Since then, the limitations of these cell lines have been made abundantly clear. Of the sixty-four original embryonic stem cell lines, fewer than nineteen are actually available, not nearly enough to meet research demands. Many of these have been maintained in ways that make their use in humans infeasible. In addition, the few colonies that researchers can get their hands on are by no means representative of the wide range of genetic diversity of the human species.

By contrast, an estimated 400,000 embryos of varied genetic composition are sitting in fertility clinic freezers, most of them in excess of couples' needs and likely to be discarded. These unused embryos are the subjects of a June 8th bipartisan letter to the president signed by fifty-eight senators, fifteen of them Republicans, including Orrin Hatch, Lamar Alexander, and Arlen Specter. It urged President Bush to loosen the 2001 restrictions by allowing couples to donate extra embryos for research. A similar letter, signed by 206 members of the House, just twelve shy of a majority and including thirty-six Republicans, was sent earlier this month. Mr. Bush, however, has not been swayed. According to White House spokeswoman Jeanie Mamo, "the President ¦continues to believe strongly we should not cross a fundamental moral line by funding or encouraging the destruction of human embryos."

While Mr. Bush's continued stance against embryonic stem cell research seems consistent with his feelings about the sanctity of human life, it evinces his confusion on at least two grounds.

First, the frozen embryos are destined for destruction anyway, unless 400,000 surrogate mothers and adoptive parents step up to the plate. Given the number of children worldwide currently awaiting adoption, this seems an unlikely and impractical scenario. The other option is to keep leftover embryos frozen in perpetuity. But this should pose an ethical problem for Mr. Bush as well. If he truly believes that the destruction of embryos is wrong, shouldn't he attempt to shut down fertility clinics, or at least insist on the immediate perfection of IVF procedures to prevent the accumulation of more unused embryos? Shouldn't keeping a human life in a freezer forever be as morally reprehensible to him as using it for research?

But there is a second moral issue to be considered, as Nancy Reagan -- wife of the late President Reagan, who succumbed to Alzheimer's last week -- would agree. Mr. Bush fails to acknowledge that in protecting 400,000 blastocysts that are destined to be discarded or irreparably damaged in a state of perpetual cryogenicity, he devalues the lives of millions of postnatal individuals (our families, friends, and neighbors) suffering from heritable diseases that may be better understood via embryonic stem cell research. What of his moral responsibility toward them?

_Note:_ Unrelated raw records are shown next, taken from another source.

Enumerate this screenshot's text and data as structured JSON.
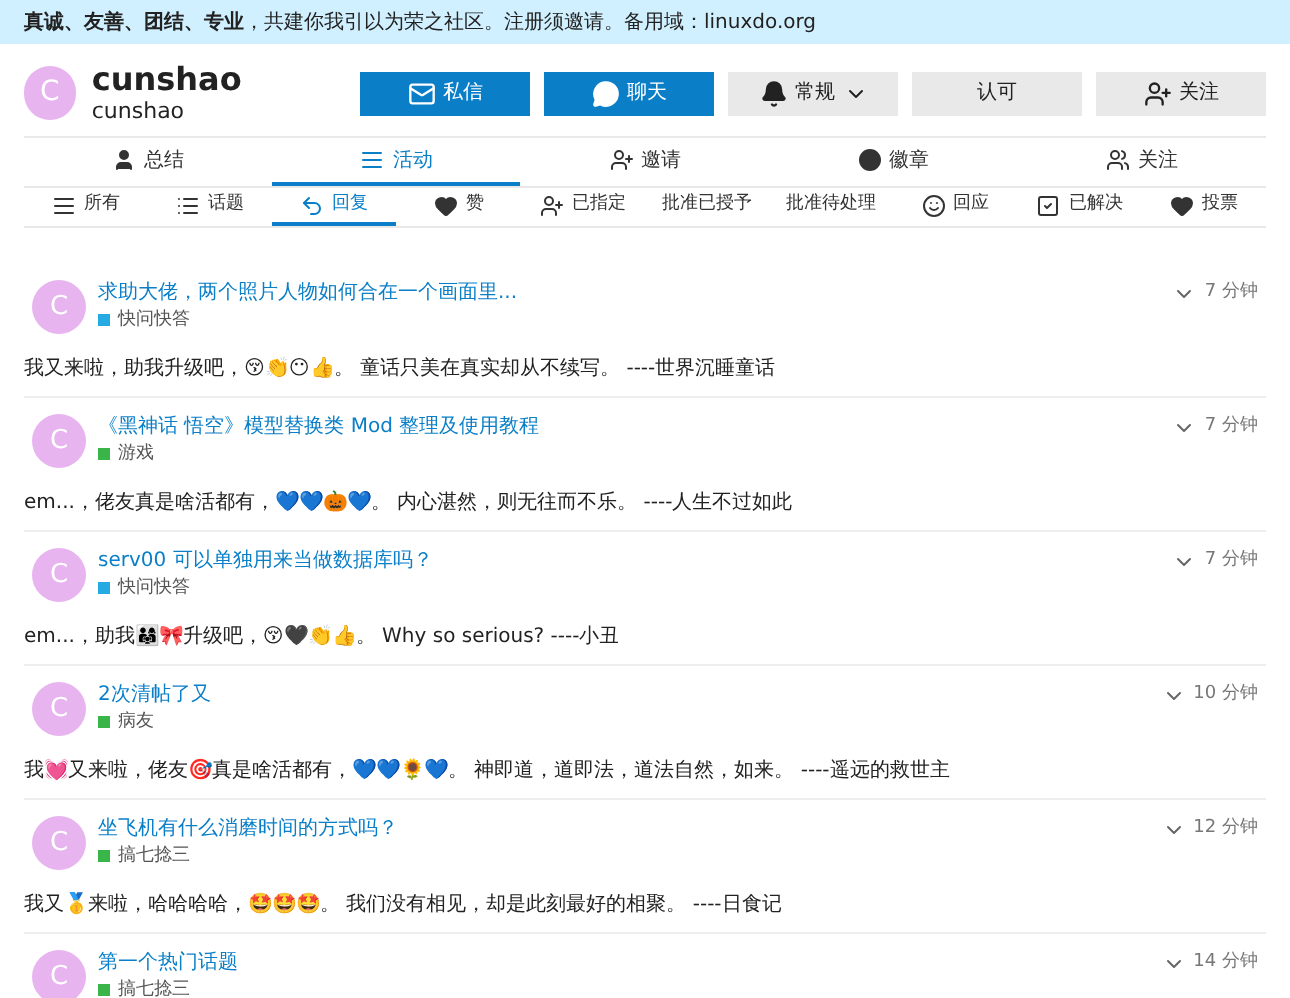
{
  "banner": {
    "text": "**真诚、友善、团结、专业**，共建你我引以为荣之社区。注册须邀请。备用域：linuxdo.org"
  },
  "profile": {
    "avatar_letter": "C",
    "name": "cunshao",
    "username": "cunshao"
  },
  "actions": [
    {
      "kind": "mail",
      "label": "私信",
      "primary": true,
      "dropdown": false
    },
    {
      "kind": "chat",
      "label": "聊天",
      "primary": true,
      "dropdown": false
    },
    {
      "kind": "bell",
      "label": "常规",
      "primary": false,
      "dropdown": true
    },
    {
      "kind": "none",
      "label": "认可",
      "primary": false,
      "dropdown": false
    },
    {
      "kind": "follow",
      "label": "关注",
      "primary": false,
      "dropdown": false
    }
  ],
  "main_tabs": [
    {
      "kind": "user",
      "label": "总结",
      "selected": false
    },
    {
      "kind": "list",
      "label": "活动",
      "selected": true
    },
    {
      "kind": "invite",
      "label": "邀请",
      "selected": false
    },
    {
      "kind": "badge",
      "label": "徽章",
      "selected": false
    },
    {
      "kind": "users",
      "label": "关注",
      "selected": false
    }
  ],
  "sub_tabs": [
    {
      "kind": "list",
      "label": "所有",
      "selected": false
    },
    {
      "kind": "bullets",
      "label": "话题",
      "selected": false
    },
    {
      "kind": "reply",
      "label": "回复",
      "selected": true
    },
    {
      "kind": "heart",
      "label": "赞",
      "selected": false
    },
    {
      "kind": "invite",
      "label": "已指定",
      "selected": false
    },
    {
      "kind": "none",
      "label": "批准已授予",
      "selected": false
    },
    {
      "kind": "none",
      "label": "批准待处理",
      "selected": false
    },
    {
      "kind": "smile",
      "label": "回应",
      "selected": false
    },
    {
      "kind": "check",
      "label": "已解决",
      "selected": false
    },
    {
      "kind": "heart",
      "label": "投票",
      "selected": false
    }
  ],
  "posts": [
    {
      "avatar_letter": "C",
      "title": "求助大佬，两个照片人物如何合在一个画面里...",
      "category": "快问快答",
      "color": "#25aae1",
      "time": "7 分钟",
      "body": "我又来啦，助我升级吧，😚👏😶👍。 童话只美在真实却从不续写。 ----世界沉睡童话"
    },
    {
      "avatar_letter": "C",
      "title": "《黑神话 悟空》模型替换类 Mod 整理及使用教程",
      "category": "游戏",
      "color": "#3ab54a",
      "time": "7 分钟",
      "body": "em...，佬友真是啥活都有，💙💙🎃💙。 内心湛然，则无往而不乐。 ----人生不过如此"
    },
    {
      "avatar_letter": "C",
      "title": "serv00 可以单独用来当做数据库吗？",
      "category": "快问快答",
      "color": "#25aae1",
      "time": "7 分钟",
      "body": "em...，助我👨‍👩‍👧🎀升级吧，😚🖤👏👍。 Why so serious? ----小丑"
    },
    {
      "avatar_letter": "C",
      "title": "2次清帖了又",
      "category": "病友",
      "color": "#3ab54a",
      "time": "10 分钟",
      "body": "我💓又来啦，佬友🎯真是啥活都有，💙💙🌻💙。 神即道，道即法，道法自然，如来。 ----遥远的救世主"
    },
    {
      "avatar_letter": "C",
      "title": "坐飞机有什么消磨时间的方式吗？",
      "category": "搞七捻三",
      "color": "#3ab54a",
      "time": "12 分钟",
      "body": "我又🥇来啦，哈哈哈哈，🤩🤩🤩。 我们没有相见，却是此刻最好的相聚。 ----日食记"
    },
    {
      "avatar_letter": "C",
      "title": "第一个热门话题",
      "category": "搞七捻三",
      "color": "#3ab54a",
      "time": "14 分钟"
    }
  ]
}
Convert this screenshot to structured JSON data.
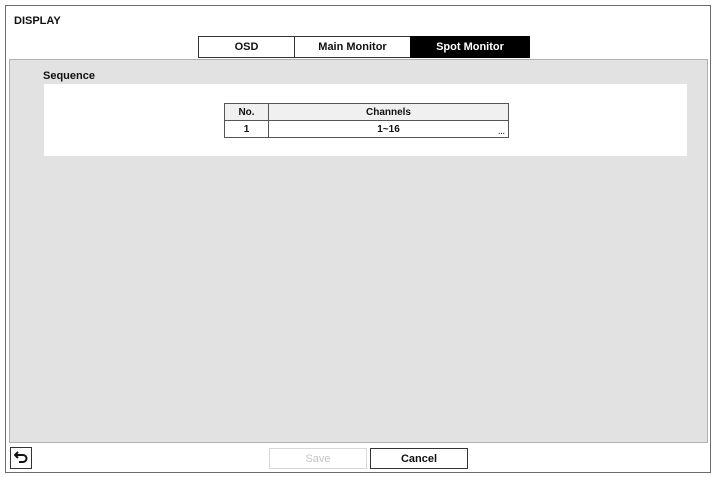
{
  "window": {
    "title": "DISPLAY"
  },
  "tabs": [
    {
      "label": "OSD",
      "active": false
    },
    {
      "label": "Main Monitor",
      "active": false
    },
    {
      "label": "Spot Monitor",
      "active": true
    }
  ],
  "section": {
    "label": "Sequence",
    "table": {
      "headers": [
        "No.",
        "Channels"
      ],
      "rows": [
        {
          "no": "1",
          "channels": "1~16"
        }
      ]
    }
  },
  "footer": {
    "back_icon": "undo-arrow-icon",
    "save_label": "Save",
    "cancel_label": "Cancel"
  },
  "colors": {
    "active_tab_bg": "#000000",
    "panel_bg": "#e2e2e2",
    "disabled_text": "#c4c4c4"
  }
}
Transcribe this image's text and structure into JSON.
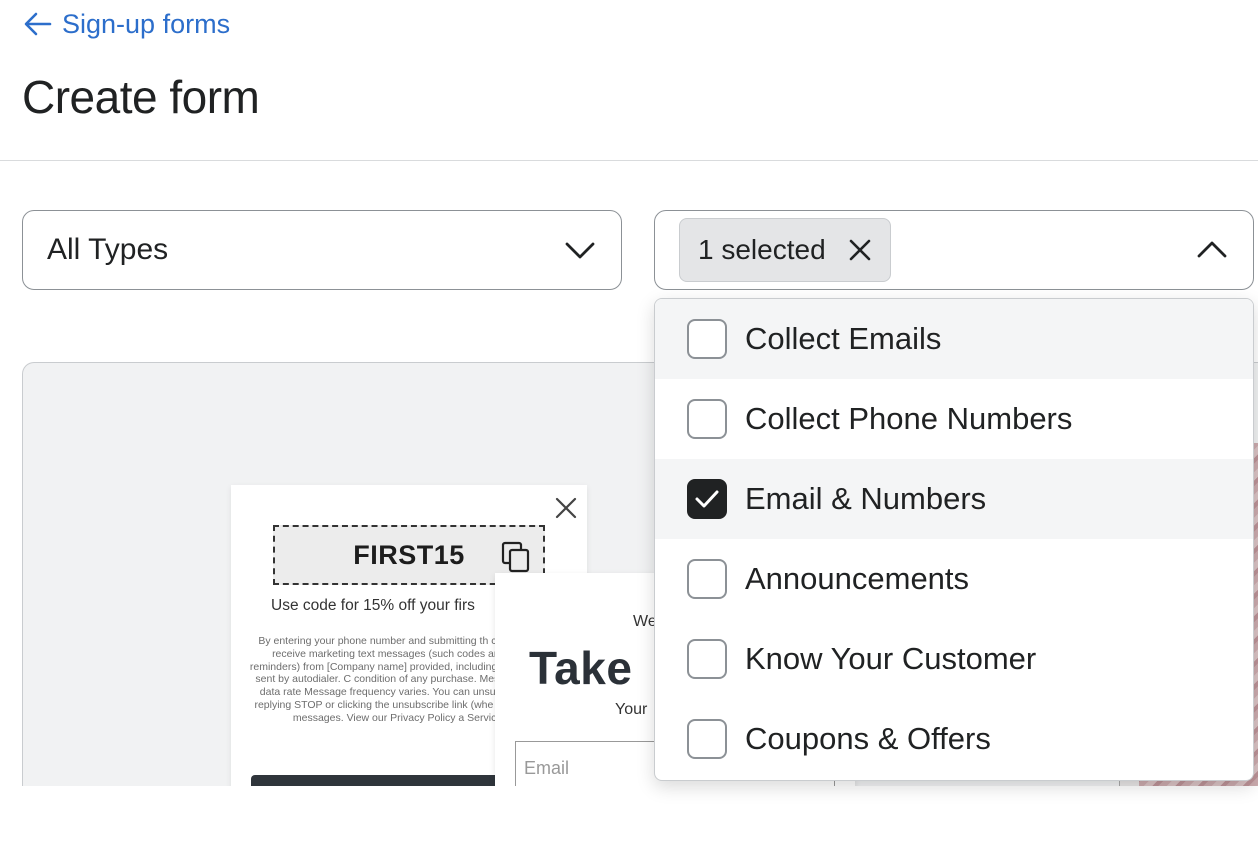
{
  "breadcrumb": {
    "back_label": "Sign-up forms"
  },
  "page": {
    "title": "Create form"
  },
  "type_filter": {
    "value": "All Types"
  },
  "goal_filter": {
    "selected_tag": "1 selected",
    "options": [
      {
        "label": "Collect Emails",
        "checked": false
      },
      {
        "label": "Collect Phone Numbers",
        "checked": false
      },
      {
        "label": "Email & Numbers",
        "checked": true
      },
      {
        "label": "Announcements",
        "checked": false
      },
      {
        "label": "Know Your Customer",
        "checked": false
      },
      {
        "label": "Coupons & Offers",
        "checked": false
      }
    ]
  },
  "preview_card_1": {
    "coupon_code": "FIRST15",
    "offer_text": "Use code for 15% off your firs",
    "legal_text": "By entering your phone number and submitting th consent to receive marketing text messages (such codes and cart reminders) from [Company name] provided, including messages sent by autodialer. C condition of any purchase. Message and data rate Message frequency varies. You can unsubscribe a replying STOP or clicking the unsubscribe link (whe one of our messages. View our Privacy Policy a Service."
  },
  "preview_card_2": {
    "eyebrow": "We",
    "headline": "Take",
    "sub": "Your",
    "email_placeholder": "Email"
  },
  "colors": {
    "link": "#2c6ecb",
    "text": "#202223",
    "checkbox_on": "#202223"
  }
}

While the president should, of course, be cautious in his approach to technologies that employ human embryos, the embryos in question are waiting in limbo. He should attempt to balance the competing moral principles at stake -- the sanctity of the lives of leftover blastocysts vs. the sanctity of the lives of suffering individuals -- as even some of the most conservative members of the House and Senate have.

We can either squander this untapped source of medical knowledge, or employ it as best we can in an attempt to better the health of millions.

Aubrey Stimola is a research intern at the American Council on Science and Health. Two interesting recent pieces arguing the other side of the issue are Michael Reagan's column dissenting from his mother and brother's view on stem cells and Michael Fumento's column arguing that adult stem cells hold more promise than we've been led to believe (and fewer ethical problems than embryonic stem cells).